|Accelerating Infrastructure Innovations|
|Federal Highway Administration > Publications > Focus > October 2001 > From Arizona to Alaska: Maintaining Access and Mobility on Federal Lands Highways|
|October 2001||Publication Number: FHWA-RD-01-068|
From Arizona to Alaska: Maintaining Access and Mobility on Federal Lands Highways
The Federal Lands Highway Program comprises more than 8,000 miles of National Park roads, nearly 30,000 miles of forest highway roads, and roadways serving over 500 Wildlife Refuges. Charged with the mission of continually improving transportation access to and within Federal and Indian lands, the Federal Highway Administration's (FHWA) Federal Lands Highway Core Business Unit is responsible for providing the best transportation system possible that balances sound engineering principles and the protection of Federal and Indian lands. The Federal Lands Highway Program (FLHP) provides funding for a coordinated program of public roads and transit facilities that play numerous vital roles, including sustaining recreational travel and tourism, providing safe and access and mobility while protecting vital ecosystems, providing economic development in rural areas, and supplying needed transportation access for Native Americans.
To support these vital roles, staff at the FLHP Headquarters and the three Federal Lands division offices (see sidebar) provide program development, policy and direction, planning and project coordination, road and bridge design, environmental design and protection, construction supervision, technical assistance, and other services.
Current Federal Lands initiatives around the country range from spearheading the $200 million Hoover Dam Bypass project in Arizona and Nevada to designing Walden Point Road in Alaska, which will be constructed on the side of a mountain on Annette Island. The bypass around Hoover Dam will improve safety for vehicles and ease traffic congestion, with construction slated to begin in 2003 and finish in 2007. The Annette Island project, meanwhile, will help provide economic development for the island, as the road will connect with a new ferry terminal being built by the State.
Federal Lands also has the goal of providing state-of-the-art technical services to the highway community. As part of this goal, Federal Lands is implementing such new technologies as ROSAN, a road surface analyzer, and new techniques for collecting data on such variables as traffic on National Park roads and the soil moisture of dirt roads within parks. ROSAN is helping engineers meet the public's need for smoother, longer lasting roads, while the new data collection techniques are helping the Park Service more appropriately size parking facilities in National Parks, thus limiting the impact on park land, and better determine when park roadways can be opened to traffic in the spring.
To carry out its activities, Federal Lands works with a number of partners, including the National Park Service, Forest Service, Bureau of Indian Affairs, Fish and Wildlife Service, Bureau of Land Management, and Native American tribes. These partnerships are vital to the success of our mission.

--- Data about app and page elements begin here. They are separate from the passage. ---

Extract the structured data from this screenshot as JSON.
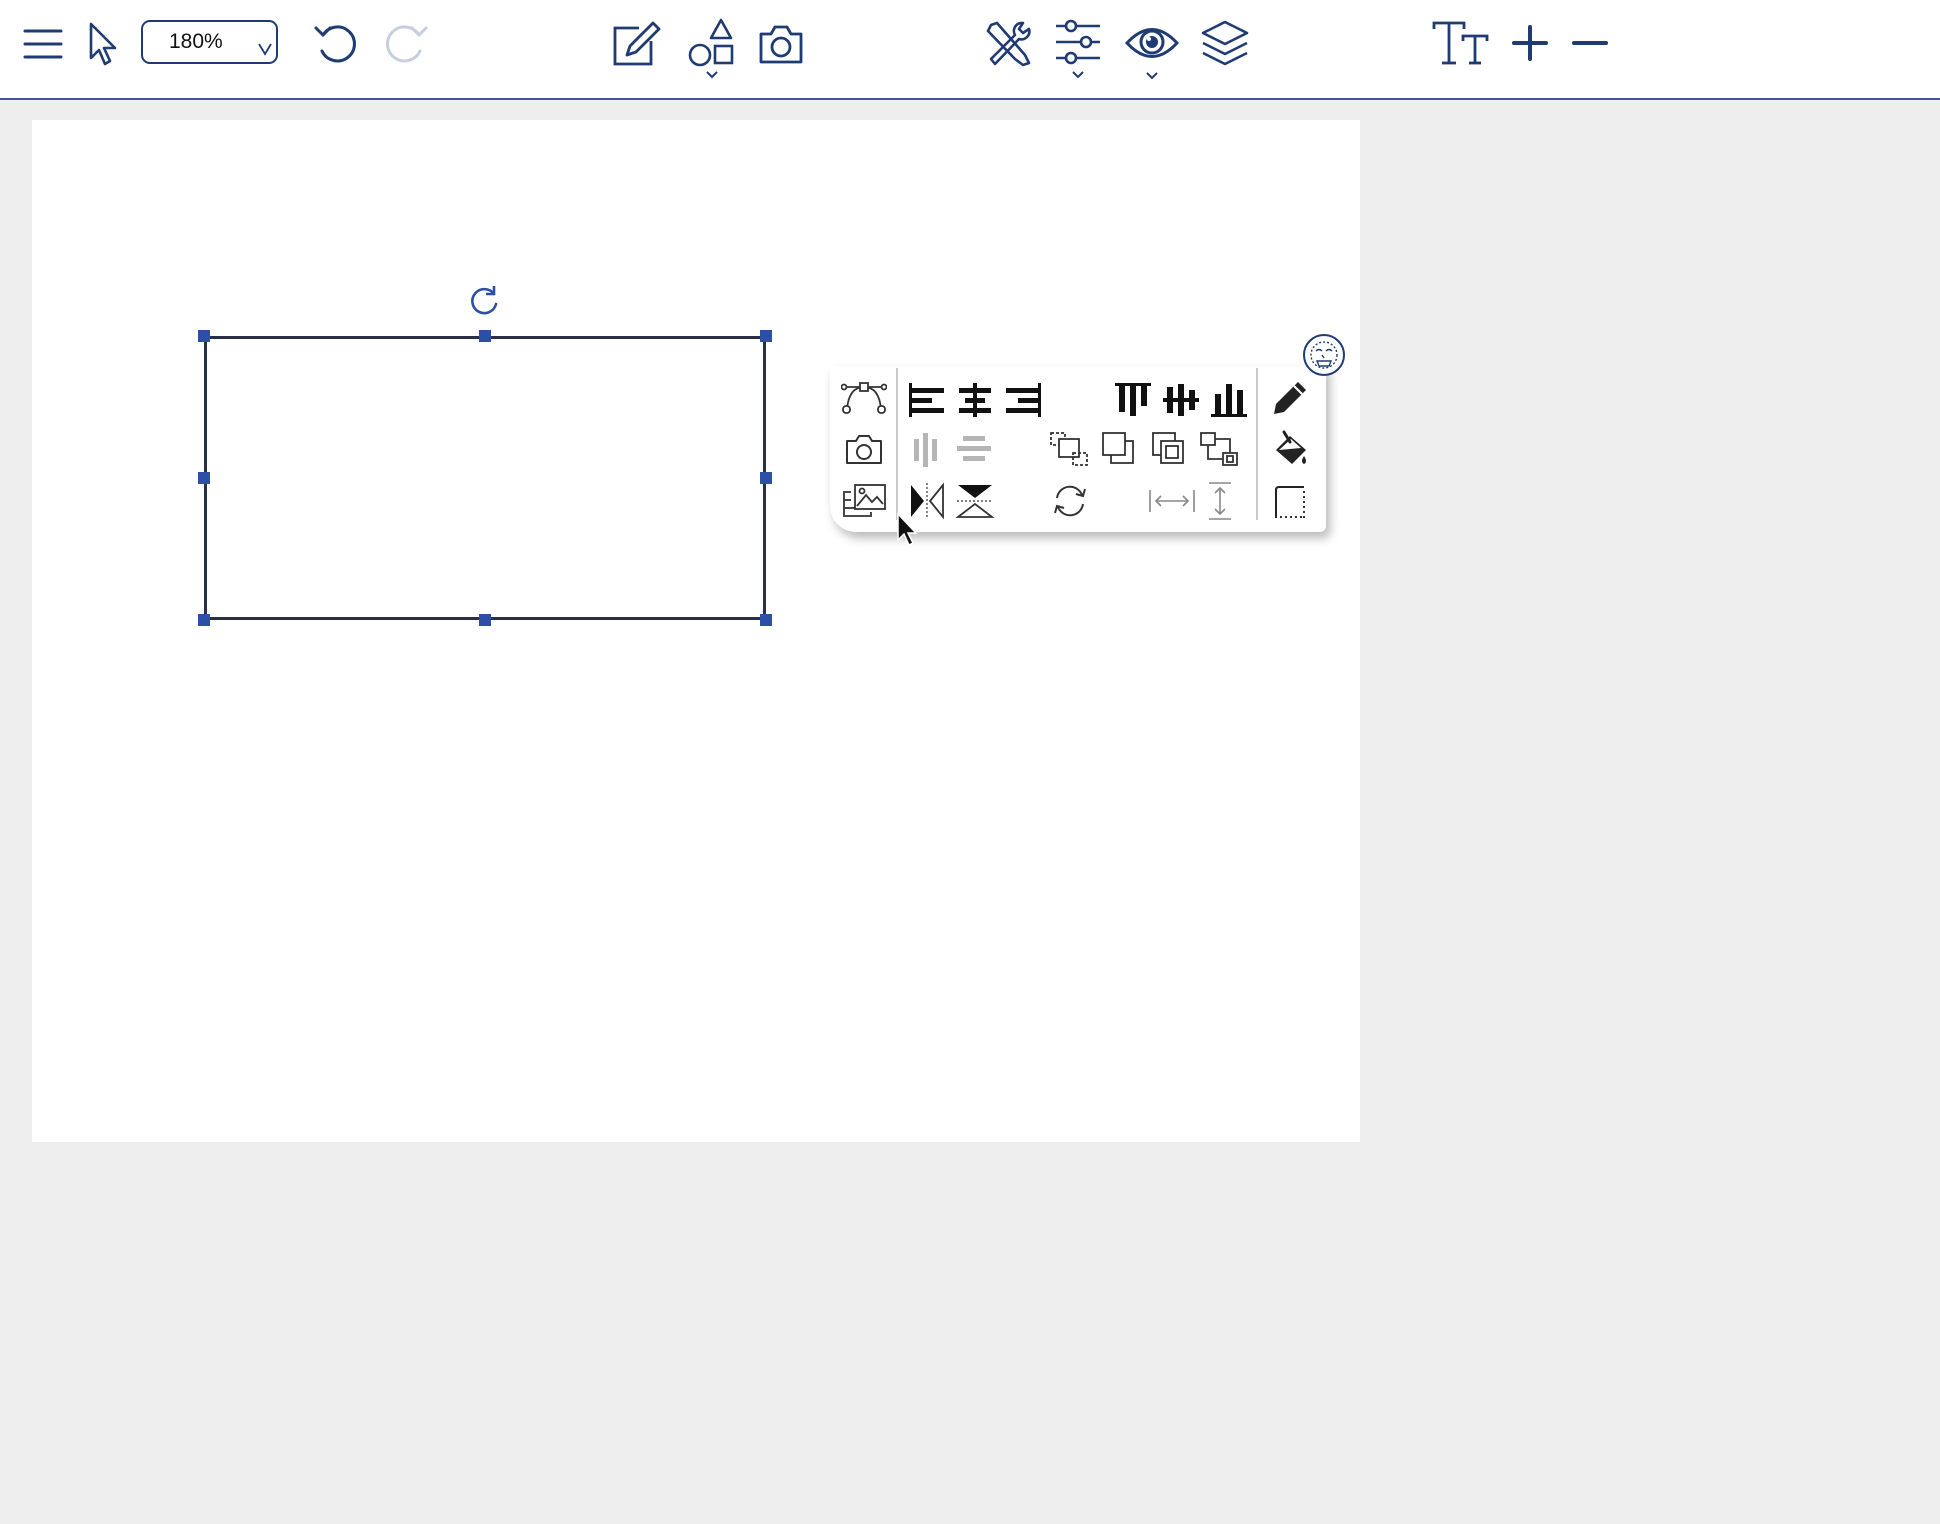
{
  "toolbar": {
    "zoom_value": "180%",
    "icons": {
      "menu": "menu-icon",
      "select": "pointer-icon",
      "zoom_dropdown": "chevron-down-icon",
      "undo": "undo-icon",
      "redo": "redo-icon",
      "edit": "edit-icon",
      "shapes": "shapes-icon",
      "camera": "camera-icon",
      "tools": "tools-icon",
      "adjust": "sliders-icon",
      "view": "eye-icon",
      "layers": "layers-icon",
      "text": "text-size-icon",
      "zoom_in": "plus-icon",
      "zoom_out": "minus-icon"
    }
  },
  "colors": {
    "accent": "#1f3b73",
    "handle": "#2e4fa6",
    "shape_stroke": "#2b2f45",
    "disabled": "#b5b5b5",
    "background": "#eeeeee"
  }
}
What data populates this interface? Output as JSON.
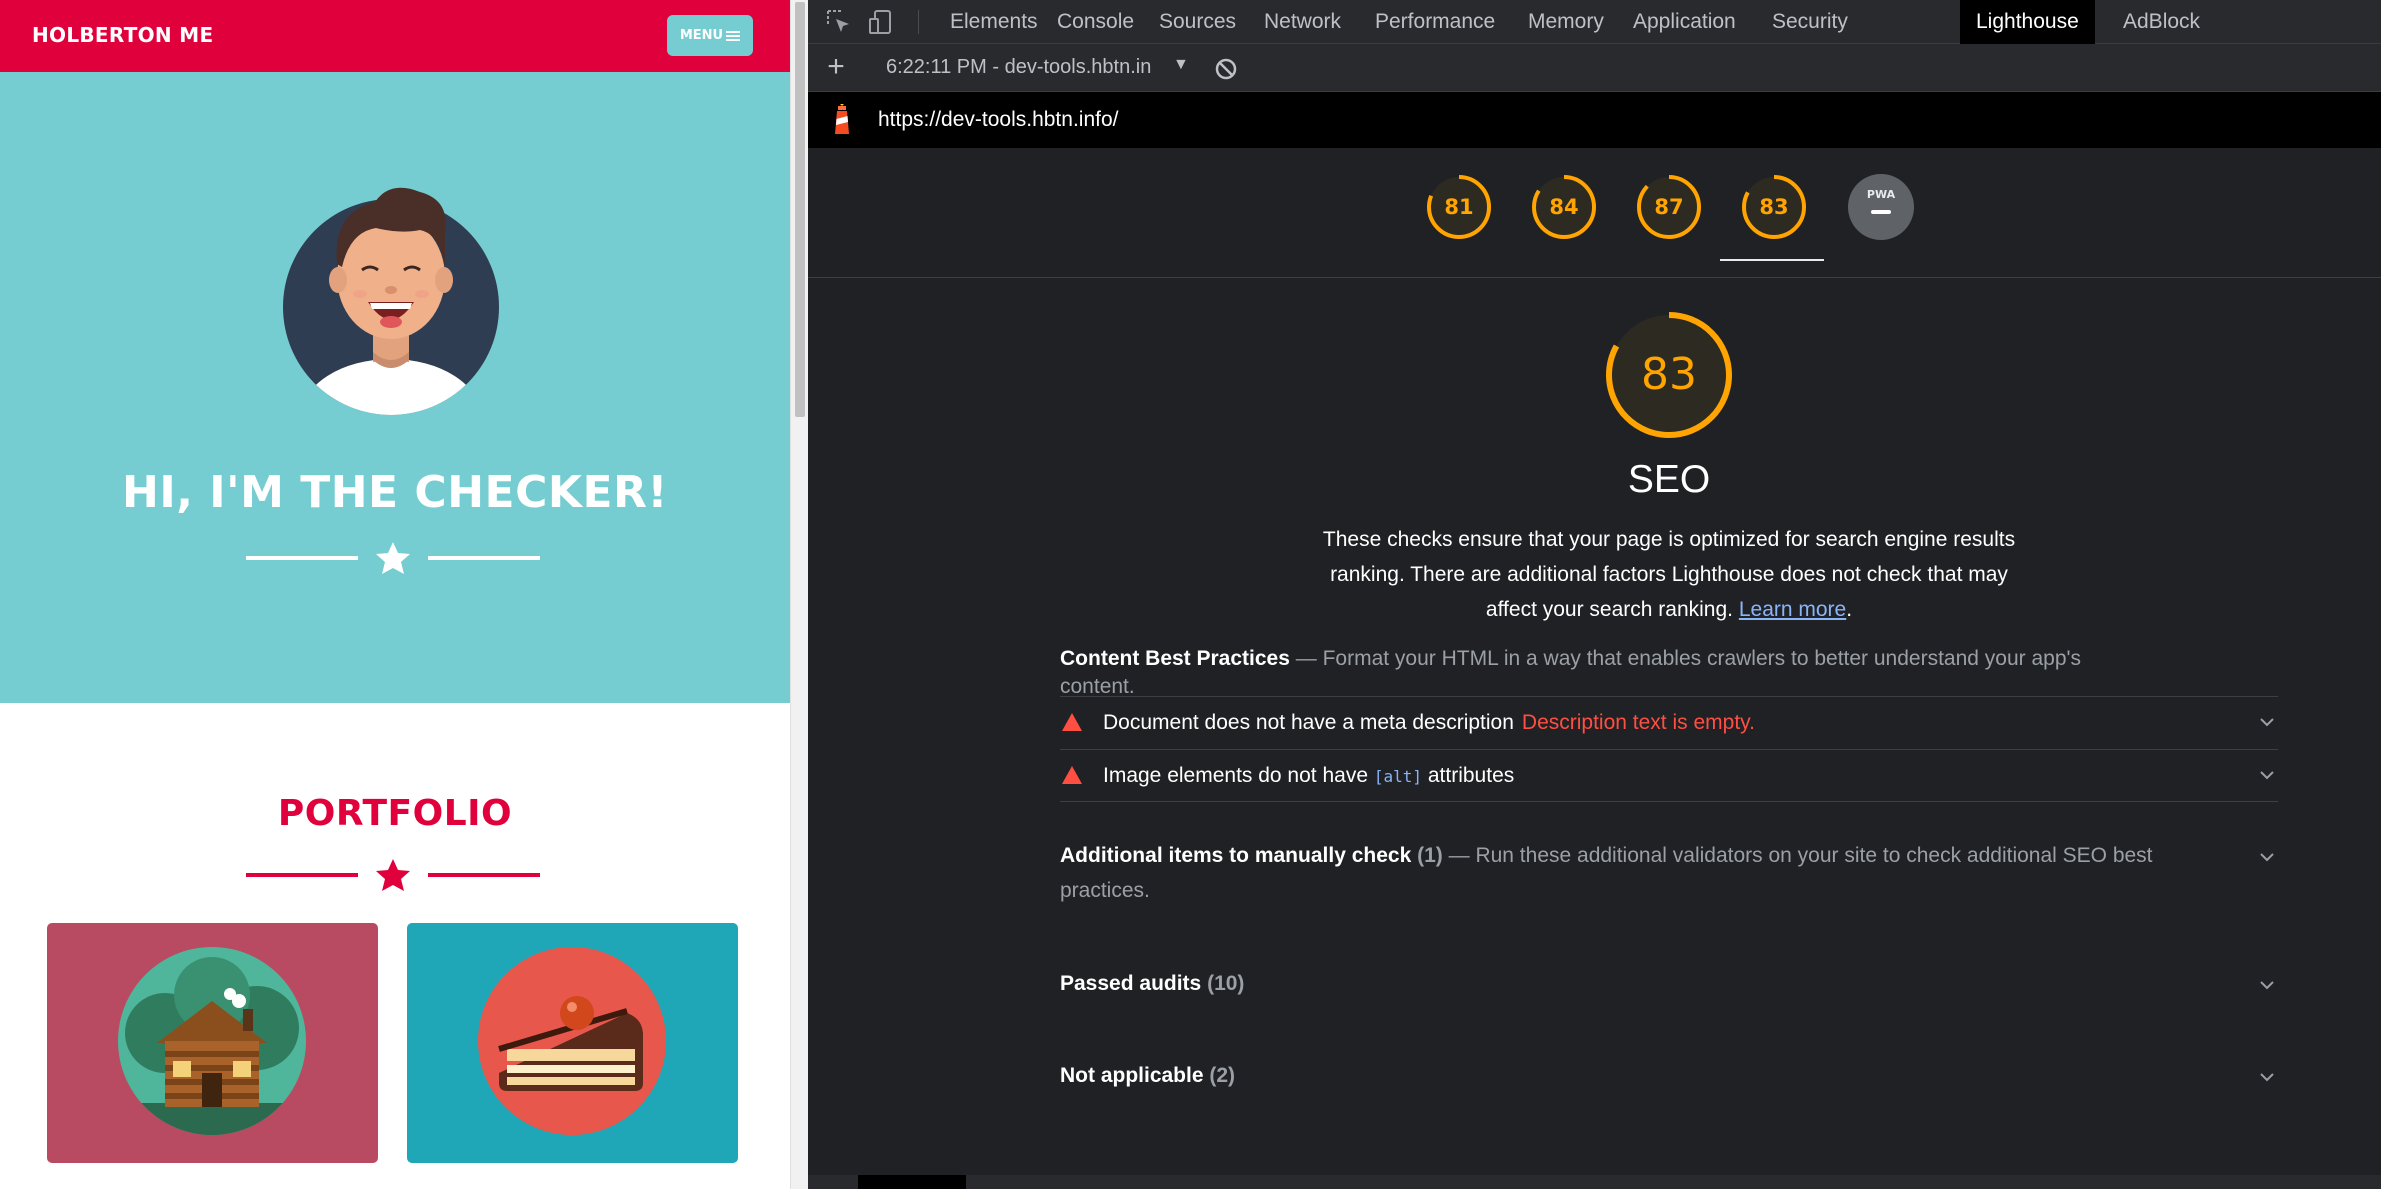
{
  "site": {
    "brand": "HOLBERTON ME",
    "menu_label": "MENU",
    "hero_title": "HI, I'M THE CHECKER!",
    "portfolio_title": "PORTFOLIO",
    "colors": {
      "brand_red": "#e0003c",
      "hero_teal": "#76cdd1",
      "card_rose": "#b84b61",
      "card_teal": "#1fa6b7"
    },
    "cards": [
      {
        "icon": "log-cabin-icon"
      },
      {
        "icon": "cake-slice-icon"
      }
    ]
  },
  "devtools": {
    "tabs": [
      "Elements",
      "Console",
      "Sources",
      "Network",
      "Performance",
      "Memory",
      "Application",
      "Security",
      "Lighthouse",
      "AdBlock"
    ],
    "active_tab": "Lighthouse",
    "report_select": "6:22:11 PM - dev-tools.hbtn.in",
    "url": "https://dev-tools.hbtn.info/",
    "scores": [
      "81",
      "84",
      "87",
      "83"
    ],
    "score_values": [
      81,
      84,
      87,
      83
    ],
    "pwa_label": "PWA",
    "active_category": {
      "score": "83",
      "score_value": 83,
      "title": "SEO",
      "description": "These checks ensure that your page is optimized for search engine results ranking. There are additional factors Lighthouse does not check that may affect your search ranking.",
      "learn_more": "Learn more",
      "desc_end": "."
    },
    "group": {
      "title": "Content Best Practices",
      "separator": "—",
      "description": "Format your HTML in a way that enables crawlers to better understand your app's content."
    },
    "audits": [
      {
        "title": "Document does not have a meta description",
        "error": "Description text is empty."
      },
      {
        "title_before": "Image elements do not have",
        "code": "[alt]",
        "title_after": "attributes"
      }
    ],
    "manual": {
      "title": "Additional items to manually check",
      "count": "(1)",
      "separator": "—",
      "description": "Run these additional validators on your site to check additional SEO best practices."
    },
    "passed": {
      "title": "Passed audits",
      "count": "(10)"
    },
    "not_applicable": {
      "title": "Not applicable",
      "count": "(2)"
    },
    "colors": {
      "average": "#ffa400",
      "fail": "#ff4e42",
      "link": "#8ab4f8"
    }
  }
}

Looking ahead, Federal Lands' priorities for the remainder of 2001 and 2002 include showcasing context sensitive design activities, implementing initiatives to increase roadside and work zone safety, and conducting outreach to promote the use of innovative financing and contracting techniques. Through these and our many other initiatives throughout the country, we will continue to contribute to the overall FHWA goals of improving safety and mobility, protecting and enhancing the natural environment, and improving the economic efficiency of the Nation's transportation system, resulting in a stronger transportation network for us all.
United States Department of Transportation - Federal Highway Administration